While Sarty’s morality, as well as his worldview, exists beyond the comprehension of his small-minded vocabulary, he begins to develop a mature and worldly sense of insight beyond the adults around him. Even the adults around him, such as his mother, who have no official connection to the barn burnings, are not able to grasp the concepts Sarty sees at such a young age. Sarty begins using these concepts to see through his father’s attempts to control him. For example, Abner often calls upon family loyalty to control Sarty, maintaining his silence in court. Abner states vehemently, “You got to learn to stick to your own blood or you ain’t going to have any blood to stick to you. Do you think either of them, any man there this morning would? Don’t you know all they wanted was a chance to get at me because they knew I had them beat? .” He says this in response to a trial held on behalf of a previous barn burning in which he believed Sarty almost confessed his crimes; he attempts to make Sarty believe he can never confess the truth about the family, even if they are truly wrong, because if he does, he will have nobody to help him through life. The tactic would work on most uneducated individuals, as it has on Sarty’s equally ignorant brother John, but Sarty is able to see through this eventually, realizing that if his father understood loyalty, he would not put Sarty in such positions. The story culminates into a triumphant end with Sarty defying the family honor, ultimately understanding that he will no longer be extended support from the family once he stops his father and confesses, but it is also not the support he wants. He effectively walks away from the legacy his father would have forced upon him, shedding the dishonor he would have stood to carry if he had believed his father and continued helping him commit crimes.

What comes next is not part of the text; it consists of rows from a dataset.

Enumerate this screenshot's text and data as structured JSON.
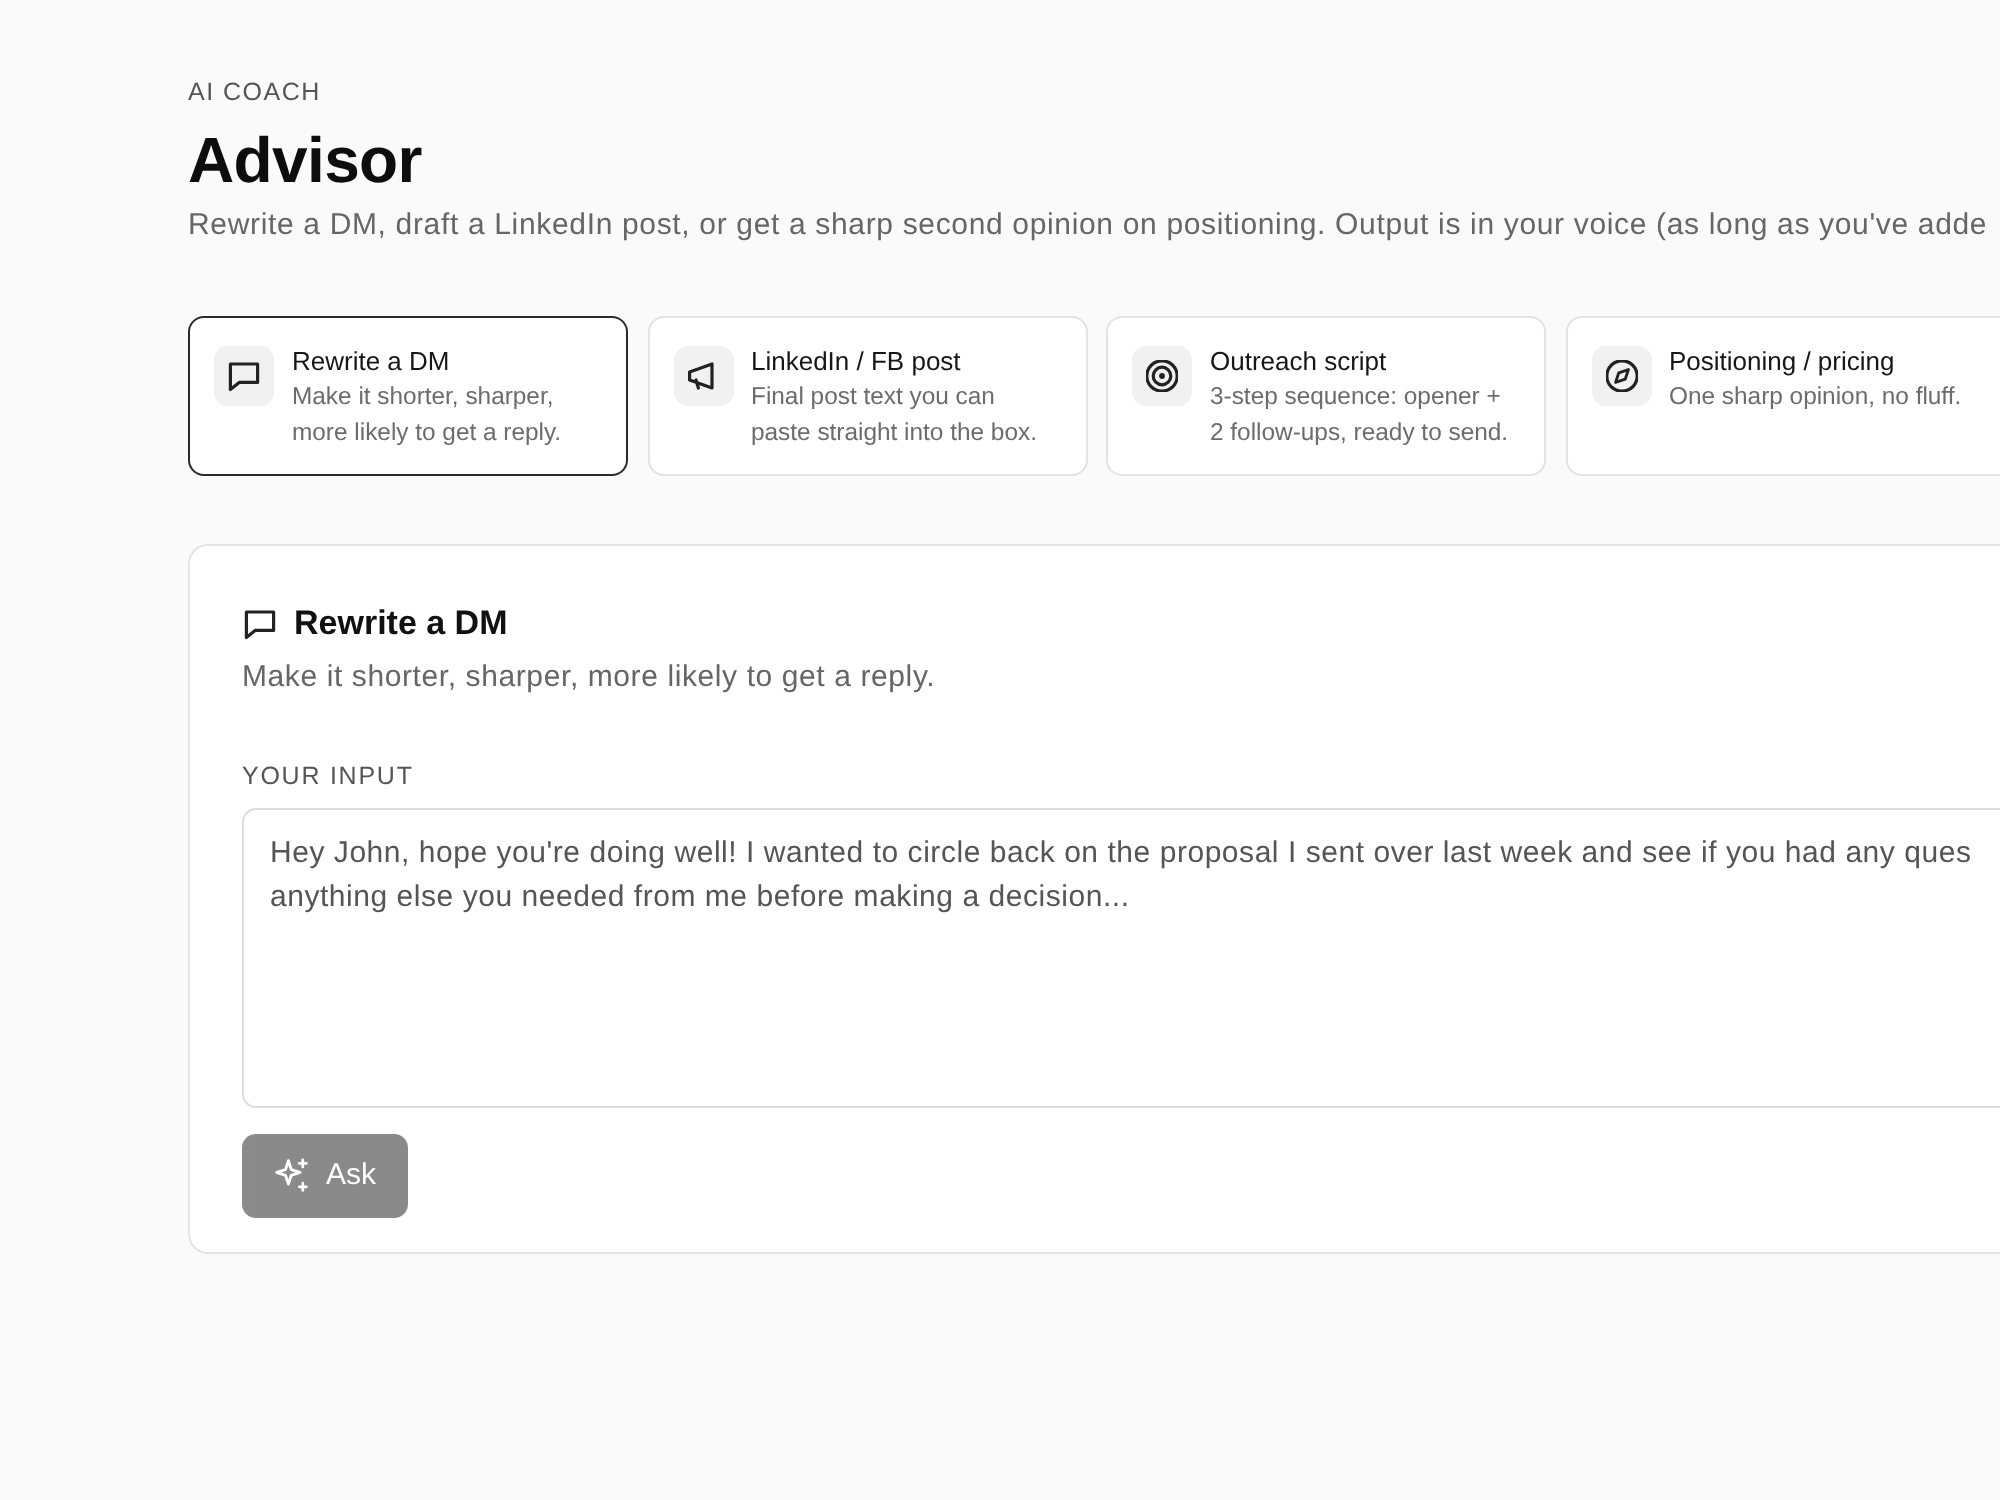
{
  "header": {
    "eyebrow": "AI COACH",
    "title": "Advisor",
    "subtitle": "Rewrite a DM, draft a LinkedIn post, or get a sharp second opinion on positioning. Output is in your voice (as long as you've adde"
  },
  "modes": [
    {
      "title": "Rewrite a DM",
      "description": "Make it shorter, sharper, more likely to get a reply.",
      "selected": true
    },
    {
      "title": "LinkedIn / FB post",
      "description": "Final post text you can paste straight into the box.",
      "selected": false
    },
    {
      "title": "Outreach script",
      "description": "3-step sequence: opener + 2 follow-ups, ready to send.",
      "selected": false
    },
    {
      "title": "Positioning / pricing",
      "description": "One sharp opinion, no fluff.",
      "selected": false
    }
  ],
  "panel": {
    "title": "Rewrite a DM",
    "description": "Make it shorter, sharper, more likely to get a reply.",
    "input_label": "YOUR INPUT",
    "input": {
      "value": "Hey John, hope you're doing well! I wanted to circle back on the proposal I sent over last week and see if you had any ques\nanything else you needed from me before making a decision..."
    },
    "ask_button": {
      "label": "Ask",
      "disabled": true
    }
  }
}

In the, the evolution of Sarty’s character throughout “Barn Burning” is compelling and thoughtful. He begins the story meek and uneducated, at a crossroads between honor and dishonor. His father is belligerent, violent, and psychologically manipulative. He uses these tools in an effort to coerce Sarty into cooperating. However, Sarty begins to adopt new worldviews, despite his father’s manipulative ways. With these new worldviews and mature insights, he constructs a new motivation for his life. While his father demands he respect the family’s circle of loyalty, and support them in order to gain support in return, Sarty begins to understand his father will never be a part of a true justice system. He no longer wants to be a part of a support system so corrupt and manipulative, thus forcing him to reject his family and turn against them. In short, Sarty manages to become a man despite his father’s constant attempts to stunt his emotional growth and arrest his development.
Faulkner, William. Barn Burning . 1950. Book.